Common complaints from managers I work with are, “my employees are not engaged, they are not adopting the new system, they are not stretching out of their comfort zone.” As we talk a little longer it becomes apparent that people have not developed the tools (no, that’s not true, there are LOTS of tools***). People are uncomfortable engaging their own teams.
I get it I am a product of college in the 1980’s when Ronald Reagan was President, greed was good, and emotions had no place in business. It was all about logic and reason.
Well, the science is in and it clearly demonstrates that when we connect with our team, our employees, our customers and we connect emotionally, all sorts of beneficial things happen. Beginning with employee engagement. The number one reason that people are unengaged is the relationship they have with their manager. And how, pray tell, do you create relationships?
And yet, leaders are afraid to connect because it might get emotional. And that could get messy. It could lead to tears, a tantrum, or conflict. Tet when we can create an environment where people can say what needs to be said in a safe place, where feedback can be heard and integrated as opposed to being defensive and resistant, we can move the business forward.

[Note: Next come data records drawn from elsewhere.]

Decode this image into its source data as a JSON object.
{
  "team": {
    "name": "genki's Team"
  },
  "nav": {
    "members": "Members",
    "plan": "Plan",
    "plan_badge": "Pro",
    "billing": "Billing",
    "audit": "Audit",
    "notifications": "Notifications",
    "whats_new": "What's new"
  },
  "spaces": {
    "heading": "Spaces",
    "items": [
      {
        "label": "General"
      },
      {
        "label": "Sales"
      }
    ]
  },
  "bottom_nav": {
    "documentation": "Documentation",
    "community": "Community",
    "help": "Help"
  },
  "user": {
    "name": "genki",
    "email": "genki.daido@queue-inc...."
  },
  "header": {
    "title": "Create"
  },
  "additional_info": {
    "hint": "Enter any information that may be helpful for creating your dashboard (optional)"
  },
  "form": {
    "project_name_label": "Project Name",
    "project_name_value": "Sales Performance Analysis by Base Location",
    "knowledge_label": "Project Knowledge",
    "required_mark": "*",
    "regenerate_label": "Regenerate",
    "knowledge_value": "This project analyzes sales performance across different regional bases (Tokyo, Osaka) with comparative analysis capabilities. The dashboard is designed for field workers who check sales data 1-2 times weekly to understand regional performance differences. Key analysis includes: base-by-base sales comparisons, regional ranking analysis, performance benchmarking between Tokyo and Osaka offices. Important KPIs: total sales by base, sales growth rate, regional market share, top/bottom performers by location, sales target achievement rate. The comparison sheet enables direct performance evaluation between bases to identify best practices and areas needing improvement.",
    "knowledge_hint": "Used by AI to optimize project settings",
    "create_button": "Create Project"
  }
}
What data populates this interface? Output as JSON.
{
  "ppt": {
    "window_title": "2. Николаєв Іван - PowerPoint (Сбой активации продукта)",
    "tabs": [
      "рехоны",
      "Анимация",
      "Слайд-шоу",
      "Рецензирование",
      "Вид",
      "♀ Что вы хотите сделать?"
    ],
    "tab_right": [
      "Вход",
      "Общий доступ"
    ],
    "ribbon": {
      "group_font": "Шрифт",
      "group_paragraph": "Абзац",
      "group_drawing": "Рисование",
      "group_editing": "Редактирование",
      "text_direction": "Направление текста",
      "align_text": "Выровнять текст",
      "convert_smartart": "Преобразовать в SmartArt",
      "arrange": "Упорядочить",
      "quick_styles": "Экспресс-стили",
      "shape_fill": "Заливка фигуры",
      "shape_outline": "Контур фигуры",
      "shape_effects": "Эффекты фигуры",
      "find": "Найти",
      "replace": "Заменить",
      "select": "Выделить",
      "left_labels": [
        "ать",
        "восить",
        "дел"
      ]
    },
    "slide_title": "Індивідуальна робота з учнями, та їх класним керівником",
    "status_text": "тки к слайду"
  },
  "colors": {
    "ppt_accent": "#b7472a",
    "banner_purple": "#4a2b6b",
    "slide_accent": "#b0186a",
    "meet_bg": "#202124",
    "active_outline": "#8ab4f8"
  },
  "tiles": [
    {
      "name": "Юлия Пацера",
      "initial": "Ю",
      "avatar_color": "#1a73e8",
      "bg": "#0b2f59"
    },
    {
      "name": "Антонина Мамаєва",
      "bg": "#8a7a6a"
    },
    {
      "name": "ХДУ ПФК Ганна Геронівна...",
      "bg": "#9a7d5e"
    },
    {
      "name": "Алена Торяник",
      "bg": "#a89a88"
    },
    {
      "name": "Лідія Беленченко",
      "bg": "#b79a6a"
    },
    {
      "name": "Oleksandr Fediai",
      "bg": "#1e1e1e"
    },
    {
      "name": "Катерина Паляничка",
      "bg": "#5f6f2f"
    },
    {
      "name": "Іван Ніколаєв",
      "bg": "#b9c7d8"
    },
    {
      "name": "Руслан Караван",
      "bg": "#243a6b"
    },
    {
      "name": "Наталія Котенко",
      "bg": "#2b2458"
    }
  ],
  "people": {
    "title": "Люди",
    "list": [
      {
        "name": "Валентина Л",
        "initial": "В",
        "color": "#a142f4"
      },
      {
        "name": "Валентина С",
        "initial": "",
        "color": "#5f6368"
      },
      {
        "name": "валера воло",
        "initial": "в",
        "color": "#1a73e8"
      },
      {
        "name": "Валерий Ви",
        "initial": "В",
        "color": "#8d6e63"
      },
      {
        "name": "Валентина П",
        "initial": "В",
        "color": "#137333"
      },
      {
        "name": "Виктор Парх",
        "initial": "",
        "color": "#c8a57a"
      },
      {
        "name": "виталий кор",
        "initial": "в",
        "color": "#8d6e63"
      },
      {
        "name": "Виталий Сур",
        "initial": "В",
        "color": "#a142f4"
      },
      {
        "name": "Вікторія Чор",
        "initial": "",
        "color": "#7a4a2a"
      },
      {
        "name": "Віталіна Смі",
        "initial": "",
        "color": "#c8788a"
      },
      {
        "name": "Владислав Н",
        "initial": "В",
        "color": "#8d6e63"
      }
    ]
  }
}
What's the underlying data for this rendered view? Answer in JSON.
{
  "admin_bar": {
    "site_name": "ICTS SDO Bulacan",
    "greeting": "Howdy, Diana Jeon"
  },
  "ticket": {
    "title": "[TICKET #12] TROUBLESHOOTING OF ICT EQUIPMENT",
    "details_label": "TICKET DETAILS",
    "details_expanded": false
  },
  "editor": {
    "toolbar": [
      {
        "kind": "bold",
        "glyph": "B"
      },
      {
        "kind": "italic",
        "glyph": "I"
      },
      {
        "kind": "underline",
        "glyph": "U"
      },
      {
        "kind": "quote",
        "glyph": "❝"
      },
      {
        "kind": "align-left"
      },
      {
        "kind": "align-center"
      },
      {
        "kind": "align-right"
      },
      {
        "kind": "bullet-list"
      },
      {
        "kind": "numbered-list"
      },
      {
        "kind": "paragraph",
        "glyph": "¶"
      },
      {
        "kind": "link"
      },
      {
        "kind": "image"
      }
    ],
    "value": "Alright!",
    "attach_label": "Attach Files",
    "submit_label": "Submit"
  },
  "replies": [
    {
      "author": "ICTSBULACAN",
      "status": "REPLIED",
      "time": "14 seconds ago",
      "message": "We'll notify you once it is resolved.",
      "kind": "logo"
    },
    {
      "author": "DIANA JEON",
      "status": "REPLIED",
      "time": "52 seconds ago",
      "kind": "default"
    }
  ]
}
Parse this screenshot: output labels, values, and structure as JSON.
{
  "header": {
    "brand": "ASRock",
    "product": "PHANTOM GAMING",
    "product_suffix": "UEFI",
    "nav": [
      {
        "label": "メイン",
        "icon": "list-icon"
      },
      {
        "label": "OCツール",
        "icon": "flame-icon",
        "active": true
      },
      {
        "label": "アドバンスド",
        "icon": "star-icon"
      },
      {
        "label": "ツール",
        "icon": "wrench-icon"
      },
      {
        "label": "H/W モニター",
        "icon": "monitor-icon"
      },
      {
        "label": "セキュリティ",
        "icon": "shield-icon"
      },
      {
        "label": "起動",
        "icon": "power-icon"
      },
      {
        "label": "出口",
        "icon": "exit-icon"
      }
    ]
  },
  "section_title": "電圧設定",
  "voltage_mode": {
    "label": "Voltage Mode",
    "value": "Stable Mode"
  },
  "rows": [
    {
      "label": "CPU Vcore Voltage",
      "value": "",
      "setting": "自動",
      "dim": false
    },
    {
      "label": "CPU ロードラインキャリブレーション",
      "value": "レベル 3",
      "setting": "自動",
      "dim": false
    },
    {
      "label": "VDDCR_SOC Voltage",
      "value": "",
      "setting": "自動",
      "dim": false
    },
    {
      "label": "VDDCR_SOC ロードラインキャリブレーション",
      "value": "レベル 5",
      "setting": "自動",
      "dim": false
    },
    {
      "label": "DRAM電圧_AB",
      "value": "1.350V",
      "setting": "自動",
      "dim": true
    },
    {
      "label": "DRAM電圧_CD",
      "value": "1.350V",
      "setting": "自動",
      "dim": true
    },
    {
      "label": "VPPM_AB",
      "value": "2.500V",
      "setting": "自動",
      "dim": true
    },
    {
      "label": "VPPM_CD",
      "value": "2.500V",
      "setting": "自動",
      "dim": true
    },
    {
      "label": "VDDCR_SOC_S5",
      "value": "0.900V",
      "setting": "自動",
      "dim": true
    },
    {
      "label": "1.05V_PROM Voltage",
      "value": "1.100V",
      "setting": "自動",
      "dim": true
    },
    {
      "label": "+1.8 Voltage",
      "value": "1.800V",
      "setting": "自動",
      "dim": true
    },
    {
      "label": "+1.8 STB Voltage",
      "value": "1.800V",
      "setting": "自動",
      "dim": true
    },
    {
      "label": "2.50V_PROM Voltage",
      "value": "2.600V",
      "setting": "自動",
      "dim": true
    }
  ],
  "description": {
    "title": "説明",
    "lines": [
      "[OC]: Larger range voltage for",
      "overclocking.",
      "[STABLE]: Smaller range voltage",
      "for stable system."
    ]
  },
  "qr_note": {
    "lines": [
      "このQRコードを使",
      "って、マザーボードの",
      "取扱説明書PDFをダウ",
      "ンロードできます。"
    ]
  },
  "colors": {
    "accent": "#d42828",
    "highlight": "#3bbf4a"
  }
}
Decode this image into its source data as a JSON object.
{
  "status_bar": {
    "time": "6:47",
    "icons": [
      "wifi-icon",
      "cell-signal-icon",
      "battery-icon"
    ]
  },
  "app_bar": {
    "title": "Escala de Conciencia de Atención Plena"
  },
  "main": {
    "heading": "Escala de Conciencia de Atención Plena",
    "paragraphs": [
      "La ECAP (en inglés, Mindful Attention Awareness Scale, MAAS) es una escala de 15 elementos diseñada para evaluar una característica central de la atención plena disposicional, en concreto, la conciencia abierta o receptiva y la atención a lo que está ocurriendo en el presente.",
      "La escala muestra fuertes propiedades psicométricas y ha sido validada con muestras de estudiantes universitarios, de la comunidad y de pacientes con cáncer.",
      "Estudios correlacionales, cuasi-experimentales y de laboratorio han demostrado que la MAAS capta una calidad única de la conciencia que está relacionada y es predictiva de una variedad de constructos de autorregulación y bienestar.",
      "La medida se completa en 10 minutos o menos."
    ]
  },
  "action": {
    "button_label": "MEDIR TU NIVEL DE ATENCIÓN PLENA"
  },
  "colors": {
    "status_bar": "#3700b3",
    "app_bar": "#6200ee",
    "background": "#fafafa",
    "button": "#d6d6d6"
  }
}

One of the best leaders I worked with was very good at connecting with his team emotionally. He knew each individual, their spouses and children, and their aspirations. When he had to have a “constructive conversation” – we now call it coaching – he would connect emotionally. He would connect to the things that were working AND he would address the performance improvement needed.
One result was that our division outperformed every other division in sales, margins and productivity.
Contrast that to his colleague who only knew how to “measure” and “drive” for results. The company eventually had to merge his division into another to consolidate operations in an attempt to reduce overhead, as clients continued to leave as the good employees left.
We can have the difficult conversations. It takes a bit of courage and willingness to risk. But I have observed that every time people come to this conversation to grow as opposed to blame, performance improves.
So here are some thoughts that can help you have this conversation and then some of the tools you can access to help your growth.
- Get really clear about what you want to address. For example, it is not really lack of revenue -it might be lack of new accounts, or new client conversations, or new account meetings.
- Create the environment – Let your team member know you want to have a performance conversation and it is to support, not to attack.
- Bring examples. I like an approach that provides the specific behavior, and the impact it has. You then invite the team member to share their perception.
- Recognize that there are feelings and emotions involved and take steps to minimize the emotional hijack that could occur.
- Create a private environment
- Take a couple of deep breaths
- Get present to the moment and your intentions
- Allow the other to express
- If it gets emotionally charged, acknowledge that and take a break
- Once you’ve had the feedback session and you have walked through the goals, the challenges, and have found a way forward that you both agree on, you can gain commitment.
Difficult conversations are difficult for a reason, they are important. We can be NICE. My friend Coach Dave would remind you that sometimes N.I.C.E. means Nothing Inside Cares Enough.
If you would like to learn more about how to leverage communication for your success, let’s connect.